### [The task]
A word-for-word reproduction of the data below is needed, with no pictures in it.

(Stored data entries)

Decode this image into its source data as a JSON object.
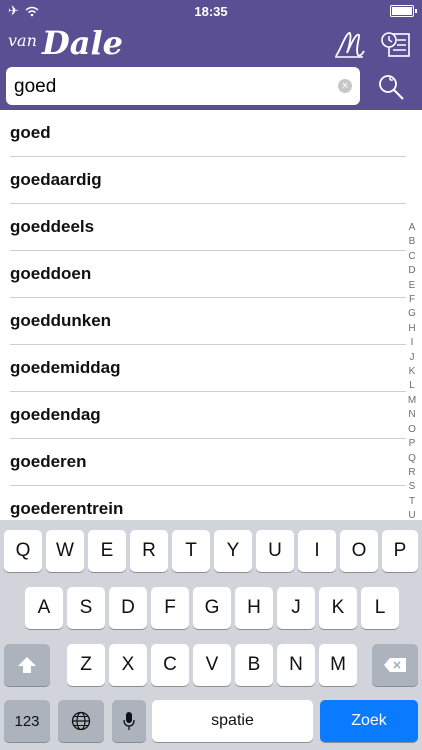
{
  "status": {
    "time": "18:35"
  },
  "app": {
    "logo_small": "van",
    "logo_big": "Dale"
  },
  "search": {
    "value": "goed",
    "placeholder": ""
  },
  "results": [
    "goed",
    "goedaardig",
    "goeddeels",
    "goeddoen",
    "goeddunken",
    "goedemiddag",
    "goedendag",
    "goederen",
    "goederentrein"
  ],
  "index_letters": [
    "A",
    "B",
    "C",
    "D",
    "E",
    "F",
    "G",
    "H",
    "I",
    "J",
    "K",
    "L",
    "M",
    "N",
    "O",
    "P",
    "Q",
    "R",
    "S",
    "T",
    "U"
  ],
  "keyboard": {
    "row1": [
      "Q",
      "W",
      "E",
      "R",
      "T",
      "Y",
      "U",
      "I",
      "O",
      "P"
    ],
    "row2": [
      "A",
      "S",
      "D",
      "F",
      "G",
      "H",
      "J",
      "K",
      "L"
    ],
    "row3": [
      "Z",
      "X",
      "C",
      "V",
      "B",
      "N",
      "M"
    ],
    "numbers_label": "123",
    "space_label": "spatie",
    "return_label": "Zoek"
  },
  "colors": {
    "header": "#5b4f94",
    "return_key": "#0a7aff"
  }
}
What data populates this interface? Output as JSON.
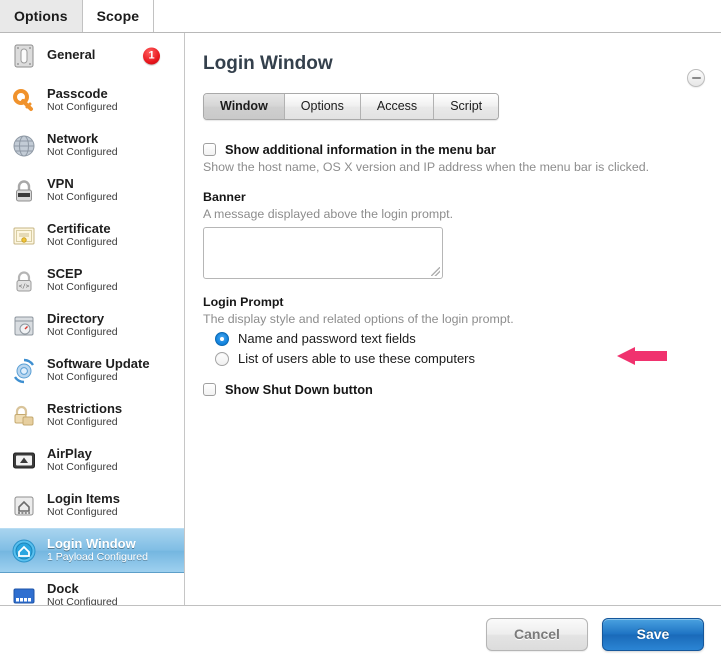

### [Solved exercise]
Decode this image into its source data as a JSON object.
{
  "status": {
    "time": "18:35"
  },
  "app": {
    "logo_small": "van",
    "logo_big": "Dale"
  },
  "search": {
    "value": "goed",
    "placeholder": ""
  },
  "results": [
    "goed",
    "goedaardig",
    "goeddeels",
    "goeddoen",
    "goeddunken",
    "goedemiddag",
    "goedendag",
    "goederen",
    "goederentrein"
  ],
  "index_letters": [
    "A",
    "B",
    "C",
    "D",
    "E",
    "F",
    "G",
    "H",
    "I",
    "J",
    "K",
    "L",
    "M",
    "N",
    "O",
    "P",
    "Q",
    "R",
    "S",
    "T",
    "U"
  ],
  "keyboard": {
    "row1": [
      "Q",
      "W",
      "E",
      "R",
      "T",
      "Y",
      "U",
      "I",
      "O",
      "P"
    ],
    "row2": [
      "A",
      "S",
      "D",
      "F",
      "G",
      "H",
      "J",
      "K",
      "L"
    ],
    "row3": [
      "Z",
      "X",
      "C",
      "V",
      "B",
      "N",
      "M"
    ],
    "numbers_label": "123",
    "space_label": "spatie",
    "return_label": "Zoek"
  },
  "colors": {
    "header": "#5b4f94",
    "return_key": "#0a7aff"
  }
}
What data populates this interface? Output as JSON.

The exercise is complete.